VOLGOGRAD, Russia (Reuters) - Japan coach Akira Nishino knew he was taking a big gamble in the World Cup on Thursday when he ordered his team to settle for a 1-0 loss to eliminated Poland, and he prayed that Senegal would not snatch the Samurai Blue’s spot in the last 16.
The Volgograd Arena rang with boos from supporters as Japanese players passed the ball tamely among themselves in the final minutes of the closing Group H game and Poland, happy with consolation points, chose not to chase them down.
The high-risk strategy could easily have gone wrong for Japan had Senegal equalised against Colombia in Samara.
In the end, the Africans lost 1-0 to the South Americans and went out by the narrowest of margins to second-placed Japan - a higher yellow card count after finishing level on points, goal difference and the number of goals scored.
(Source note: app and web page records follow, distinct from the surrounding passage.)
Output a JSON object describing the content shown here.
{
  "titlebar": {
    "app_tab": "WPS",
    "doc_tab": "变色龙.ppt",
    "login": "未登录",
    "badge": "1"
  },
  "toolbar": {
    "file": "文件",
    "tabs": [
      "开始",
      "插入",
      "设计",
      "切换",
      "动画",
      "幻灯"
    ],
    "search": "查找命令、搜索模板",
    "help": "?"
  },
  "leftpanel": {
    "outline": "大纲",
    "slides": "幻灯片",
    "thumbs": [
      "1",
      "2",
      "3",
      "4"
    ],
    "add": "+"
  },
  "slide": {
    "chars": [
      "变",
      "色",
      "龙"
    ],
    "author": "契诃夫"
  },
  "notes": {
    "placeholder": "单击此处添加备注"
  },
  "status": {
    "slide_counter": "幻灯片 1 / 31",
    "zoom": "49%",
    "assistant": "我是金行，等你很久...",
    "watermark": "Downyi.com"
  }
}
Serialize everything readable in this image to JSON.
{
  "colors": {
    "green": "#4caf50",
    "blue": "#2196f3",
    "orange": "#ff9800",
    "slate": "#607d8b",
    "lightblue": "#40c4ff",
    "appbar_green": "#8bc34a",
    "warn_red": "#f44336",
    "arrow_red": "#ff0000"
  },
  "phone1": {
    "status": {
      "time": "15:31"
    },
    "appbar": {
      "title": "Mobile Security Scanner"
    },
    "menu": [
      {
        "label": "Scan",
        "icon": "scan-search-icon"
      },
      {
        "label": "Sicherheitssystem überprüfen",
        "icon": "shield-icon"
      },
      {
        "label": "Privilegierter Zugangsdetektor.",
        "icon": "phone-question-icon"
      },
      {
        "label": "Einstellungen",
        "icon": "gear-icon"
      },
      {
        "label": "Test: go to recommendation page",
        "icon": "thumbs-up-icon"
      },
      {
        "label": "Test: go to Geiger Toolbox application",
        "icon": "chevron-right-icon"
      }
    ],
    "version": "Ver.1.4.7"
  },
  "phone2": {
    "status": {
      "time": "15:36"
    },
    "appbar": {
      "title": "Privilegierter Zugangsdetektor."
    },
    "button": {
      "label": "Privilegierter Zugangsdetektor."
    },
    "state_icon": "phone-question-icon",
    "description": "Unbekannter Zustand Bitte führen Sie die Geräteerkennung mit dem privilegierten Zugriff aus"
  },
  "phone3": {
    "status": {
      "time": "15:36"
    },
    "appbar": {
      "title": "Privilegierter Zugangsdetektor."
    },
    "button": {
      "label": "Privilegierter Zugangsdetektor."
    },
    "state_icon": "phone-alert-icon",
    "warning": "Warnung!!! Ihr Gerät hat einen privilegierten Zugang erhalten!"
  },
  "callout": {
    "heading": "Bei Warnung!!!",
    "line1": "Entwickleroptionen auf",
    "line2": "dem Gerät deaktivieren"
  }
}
“We did not go for victory but we just relied on the other match,” Nishino told reporters. “That was slightly regrettable but I suppose at that point I didn’t have any other plans.
“I am really not happy about how we played today but...we wanted to go through to the round of 16 and we have, and that is the only salvation that I get.”
Nishino said he passed on clear instructions to the rest of the team when he sent on midfielder Makoto Hasebe as a second-half substitute - no risks and no yellow cards.
“What if we conceded another goal and it was 0-2?” he said. “We went through. Therefore perhaps it was the right decision.”
He said he wanted Japan to be “more free and attacking in the next match” which will be against England or Belgium who play later on Thursday in Group G.
“They are both world-class teams,” he said. “It’s a great challenge for us to be faced against them...I’d like to play both of them because they will pose a fantastic challenge for us.”
Writing by William Schomberg, editing by Ed Osmond